Data Preparation Tutorial


This module was built with a research environment in mind. Meaning that it assumes you are using historical data and testing different data structures.

This module doesn’t support real time data feeds, this was a design choice as each user is likely to have their own database schemas and APIs.

First import your tick data.

# Required Imports
import numpy as np
import pandas as pd

data = pd.read_csv('data.csv')

In order to utilize the bar sampling methods presented below, our data must first be formatted properly. Many data vendors will let you choose the format of your raw tick data files. We want to only focus on the following 3 columns: date_time, price, volume. The reason for this is to minimise the size of the csv files and the amount of time when reading in the files.

Our data is sourced from TickData LLC which provides software called TickWrite, to aid in the formatting of saved files. This allows us to save csv files in the format date_time, price, volume. (If you don’t use TickWrite then make sure to pre-format your files)

For this tutorial we will assume that you need to first do some pre-processing and then save your data to a csv file.

# Don't convert to datetime here, it will take forever to convert
# on account of the sheer size of tick data files
date_time = data['Date'] + ' ' + data['Time']
new_data = pd.concat([date_time, data['Price'], data['Volume']], axis=1)
new_data.columns = ['date', 'price', 'volume']

Initially, your instinct may be to pass an in-memory DataFrame object but the truth is when you’re running the function in production, your raw tick data csv files will be way too large to hold in memory. We used the subset 2011 to 2019 and it was more than 25 gigs. It is for this reason that the MlFinLab package suggests using a file path to read the raw data files from disk.

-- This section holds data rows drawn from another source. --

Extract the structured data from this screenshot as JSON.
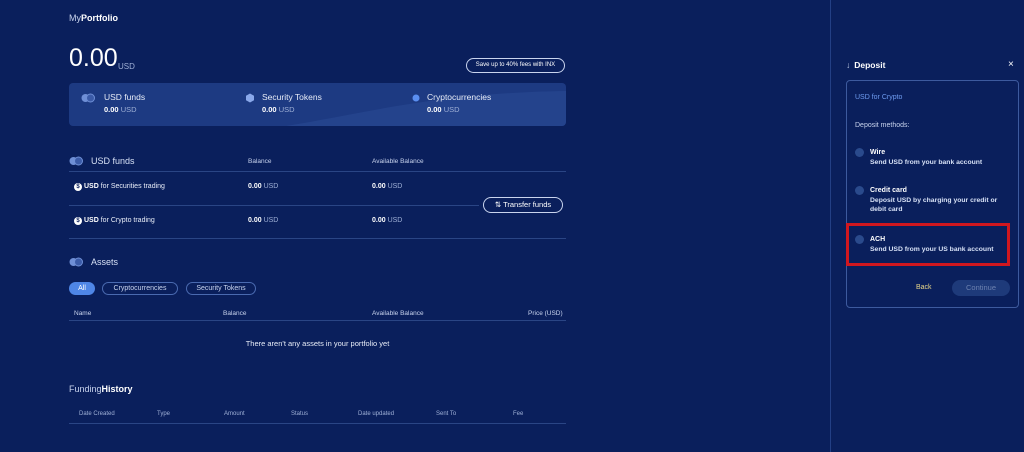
{
  "header": {
    "title_prefix": "My",
    "title_main": "Portfolio",
    "balance": "0.00",
    "balance_currency": "USD",
    "save_button": "Save up to 40% fees with INX"
  },
  "summary": [
    {
      "label": "USD funds",
      "value": "0.00",
      "currency": "USD",
      "icon": "coins-icon"
    },
    {
      "label": "Security Tokens",
      "value": "0.00",
      "currency": "USD",
      "icon": "hexagon-icon"
    },
    {
      "label": "Cryptocurrencies",
      "value": "0.00",
      "currency": "USD",
      "icon": "dot-icon"
    }
  ],
  "usd_funds": {
    "title": "USD funds",
    "col_balance": "Balance",
    "col_available": "Available Balance",
    "rows": [
      {
        "currency": "USD",
        "label": " for Securities trading",
        "balance": "0.00",
        "balance_cur": "USD",
        "available": "0.00",
        "available_cur": "USD"
      },
      {
        "currency": "USD",
        "label": " for Crypto trading",
        "balance": "0.00",
        "balance_cur": "USD",
        "available": "0.00",
        "available_cur": "USD"
      }
    ],
    "transfer_button": "Transfer funds"
  },
  "assets": {
    "title": "Assets",
    "filters": [
      "All",
      "Cryptocurrencies",
      "Security Tokens"
    ],
    "columns": [
      "Name",
      "Balance",
      "Available Balance",
      "Price (USD)"
    ],
    "empty_message": "There aren't any assets in your portfolio yet"
  },
  "history": {
    "title_prefix": "Funding",
    "title_main": "History",
    "columns": [
      "Date Created",
      "Type",
      "Amount",
      "Status",
      "Date updated",
      "Sent To",
      "Fee"
    ]
  },
  "deposit": {
    "title": "Deposit",
    "arrow": "↓",
    "close": "×",
    "subtitle": "USD for Crypto",
    "methods_label": "Deposit methods:",
    "options": [
      {
        "title": "Wire",
        "desc": "Send USD from your bank account"
      },
      {
        "title": "Credit card",
        "desc": "Deposit USD by charging your credit or debit card"
      },
      {
        "title": "ACH",
        "desc": "Send USD from your US bank account"
      }
    ],
    "back_button": "Back",
    "continue_button": "Continue"
  },
  "colors": {
    "background": "#0a1f5c",
    "accent": "#4f86e6",
    "highlight": "#d0171f"
  }
}
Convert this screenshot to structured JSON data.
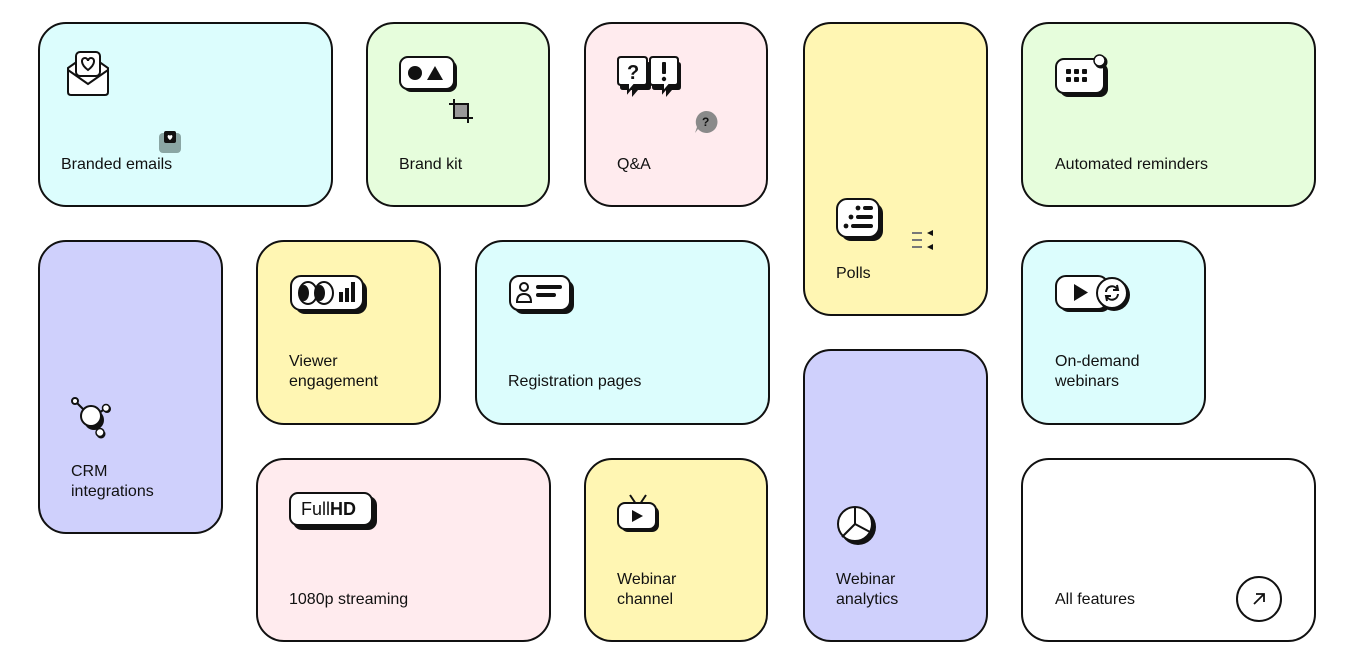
{
  "features": {
    "branded_emails": "Branded emails",
    "brand_kit": "Brand kit",
    "qa": "Q&A",
    "polls": "Polls",
    "automated_reminders": "Automated reminders",
    "crm_integrations": "CRM\nintegrations",
    "viewer_engagement": "Viewer\nengagement",
    "registration_pages": "Registration pages",
    "on_demand_webinars": "On-demand\nwebinars",
    "streaming_1080p": "1080p streaming",
    "webinar_channel": "Webinar\nchannel",
    "webinar_analytics": "Webinar\nanalytics",
    "all_features": "All features"
  },
  "badges": {
    "fullhd_light": "Full",
    "fullhd_bold": "HD"
  },
  "colors": {
    "cyan": "#dcfdfd",
    "green": "#e6fddc",
    "pink": "#ffebee",
    "yellow": "#fff6b3",
    "purple": "#cfd0fc",
    "white": "#ffffff",
    "outline": "#111111"
  },
  "icons": [
    "envelope-heart-icon",
    "shapes-icon",
    "crop-icon",
    "question-exclamation-bubbles-icon",
    "help-bubble-icon",
    "poll-list-icon",
    "keypad-reminder-icon",
    "molecule-icon",
    "eyes-chart-icon",
    "user-card-icon",
    "play-replay-icon",
    "fullhd-icon",
    "tv-play-icon",
    "pie-chart-icon",
    "arrow-up-right-icon"
  ]
}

Needless to say, there are times where an in-memory DataFrame is better, and the functionality for this does exist.

# Save to csv
new_data.to_csv('FILE_PATH', index=False)